Midway through the four-hour debate, marked by a token opposition from the Left parties, Prime Minister Manmohan Singh “begged” for unanimity on the issue. In his impassioned appeal, the Prime Minister reiterated that the Bill was in India’s interests while vehemently denying that the government was being pressured by the US to pass it.
“I wish to state that this Bill will end the nuclear apartheid that the world imposed upon us after the 1998 nuclear test. To say that this is being brought under American pressure is far from truth,” he said, recalling how since 1992 the opposition had been charging him with serving American interests.
Singh drew attention to the demands of a resurgent India and stressed how nuclear energy could meet those demands. “With this very objective, my government decided to end this nuclear apartheid… I beg this House to pass this Bill with unanimity.”
Earlier, Union Minister of State for Science and Technology Prithviraj Chavan, who moved the Bill, reassured the Opposition that their concerns had been duly addressed and that the main purpose of this Bill was to ensure prompt payment of compensation to the victims of a nuclear accident, if any. He said, “We know how the victims of Bhopal gas tragedy had to run from pillar to post for 25 years. Therefore, we want to put a proper regime in order.”
Disarming the opposition, the Minister announced in his introductory speech how the government was going to bring an amendment to clause 17 (b) as demanded by the Opposition while admitting that “Left parties still had some reservations”.
Notwithstanding these assurances, the Opposition did not flinch from attacking the government for “hustling” this Bill through under pressure from the US and offering it as a gift to US President Barack Obama when he comes visiting India in November.
BJP leader Jaswant Singh, making his maiden speech from the BJP benches after rejoining his old party, said the genesis of the Bill lies in the 2005 Indo-US nuclear agreement. “There is some hesitation to accept the parentage of the Bill,” he said.

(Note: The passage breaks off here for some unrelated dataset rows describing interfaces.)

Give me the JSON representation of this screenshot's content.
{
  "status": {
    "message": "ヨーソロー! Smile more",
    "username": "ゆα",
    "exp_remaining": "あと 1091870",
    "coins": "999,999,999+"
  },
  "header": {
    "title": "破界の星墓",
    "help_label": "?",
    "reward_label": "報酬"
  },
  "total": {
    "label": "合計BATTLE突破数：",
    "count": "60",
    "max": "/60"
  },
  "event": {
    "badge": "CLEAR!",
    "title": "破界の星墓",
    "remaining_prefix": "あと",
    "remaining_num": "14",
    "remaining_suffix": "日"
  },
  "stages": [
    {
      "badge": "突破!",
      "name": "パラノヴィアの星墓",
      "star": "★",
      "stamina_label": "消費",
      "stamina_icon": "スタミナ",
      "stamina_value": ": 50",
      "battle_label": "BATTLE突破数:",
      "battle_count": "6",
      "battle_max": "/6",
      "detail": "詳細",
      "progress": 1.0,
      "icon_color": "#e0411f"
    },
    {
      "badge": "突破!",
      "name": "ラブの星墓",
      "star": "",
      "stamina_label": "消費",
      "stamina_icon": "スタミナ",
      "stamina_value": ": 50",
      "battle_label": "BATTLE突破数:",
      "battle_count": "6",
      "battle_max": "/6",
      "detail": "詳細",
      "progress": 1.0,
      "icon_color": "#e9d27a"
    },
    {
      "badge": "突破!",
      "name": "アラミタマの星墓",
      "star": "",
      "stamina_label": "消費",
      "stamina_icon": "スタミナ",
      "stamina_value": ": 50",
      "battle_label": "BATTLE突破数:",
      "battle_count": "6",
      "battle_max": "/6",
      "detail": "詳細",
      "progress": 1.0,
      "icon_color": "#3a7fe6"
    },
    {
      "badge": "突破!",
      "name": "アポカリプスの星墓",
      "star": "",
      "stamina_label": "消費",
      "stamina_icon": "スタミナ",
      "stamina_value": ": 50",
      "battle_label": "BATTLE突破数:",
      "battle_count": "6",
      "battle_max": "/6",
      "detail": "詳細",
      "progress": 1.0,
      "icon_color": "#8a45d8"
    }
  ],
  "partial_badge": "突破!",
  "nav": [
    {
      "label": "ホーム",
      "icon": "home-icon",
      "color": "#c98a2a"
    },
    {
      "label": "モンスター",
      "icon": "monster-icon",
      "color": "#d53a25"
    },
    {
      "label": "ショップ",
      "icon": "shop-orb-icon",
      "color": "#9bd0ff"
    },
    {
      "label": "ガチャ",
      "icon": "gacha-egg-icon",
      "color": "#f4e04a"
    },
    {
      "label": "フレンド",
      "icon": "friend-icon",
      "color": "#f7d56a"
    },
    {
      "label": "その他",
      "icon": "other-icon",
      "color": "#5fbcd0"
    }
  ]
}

But for all the accusations against the government, the BJP seemed to have already come around. Other parties, too, were mild in their attack.